Bottarga is salt cured fish roe. The eggs are kept in the sacks and are cured whole. The sacks have to be intact as much as possible, otherwise you will run into a number of problems. Traditionally it is made with grey mullet or tuna roe but can be made with any roe – the smaller the eggs the better as larger eggs won’t hold their shape due to the large water loss.
I have made bottarga a few times now and have used trevally roe as the egg sacks are quite large and the eggs are very small. Traditionally it is grated over seafood pasta dishes; personally I put it on lots of things – pasta, omelettes and a personal favourite – sliced and drizzled with olive oil. The curing process concentrates the flavour, so a little bit goes a long way. It’s best used as a finishing condiment rather than adding during the cooking process as cooking the bottarga will alter the flavour.
Whole fish roe/egg sacks (small eggs are best)
When making bottarga use the freshest fish roe possible and ensure that the membrane surrounding the eggs is intact.
Tidy up the fish roe by discarding any hanging membrane pieces, blood clots etc.
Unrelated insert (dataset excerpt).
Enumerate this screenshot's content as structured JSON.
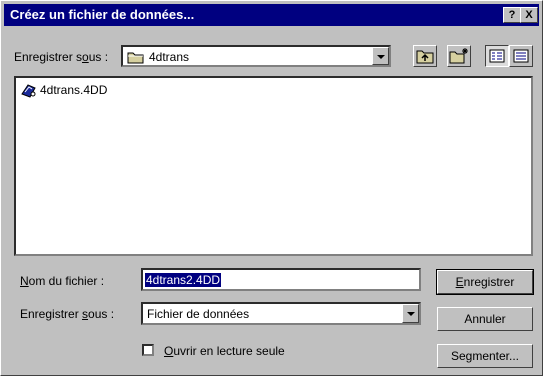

Pat down the roe with paper towel and place into a large, non metallic bowl.
Make up a 1% salt brine solution (10 grams salt in 1L of cold water) and soak the roe overnight in the brine solution. The brine will change colour – don’t be alarmed!
Remove the roe from the brine and pat dry with paper towel.
Coat the roe with olive oil for 3-4 hours, turning once to apply a second coat of olive oil.
Lay paper towel across a large flat tray and liberally sprinkle salt to cover the paper towel. Lay the roe on the salt. If you have the room, try and ensure that the roe does not touch.
Cover the top of the roe with salt and place in the refrigerator for 2-3 days. The time will vary depending on the size of the roe.
Twice a day completely replace the paper towel and salt.
After 2-3 days the roe will be noticeably firmer. If it is hard it’s gone too far and will be very salty. Rinse of any excess salt and pat dry with paper towel. Lightly brush with olive oil again.
With a sharp object, such as a skewer, carefully make some holes at the top of the roe (try not to tear the roe sacks). Thread twine and hang in a cool dry place or at the back of the refrigerator for around 10-14 days. Again, the time will depend on the size of your roe. Sometimes mine go over or under this time.
The roe will be quite firm to the touch and you should be able to slice it. Once bottarga is ready it can be thinly sliced or grated straight over a dish.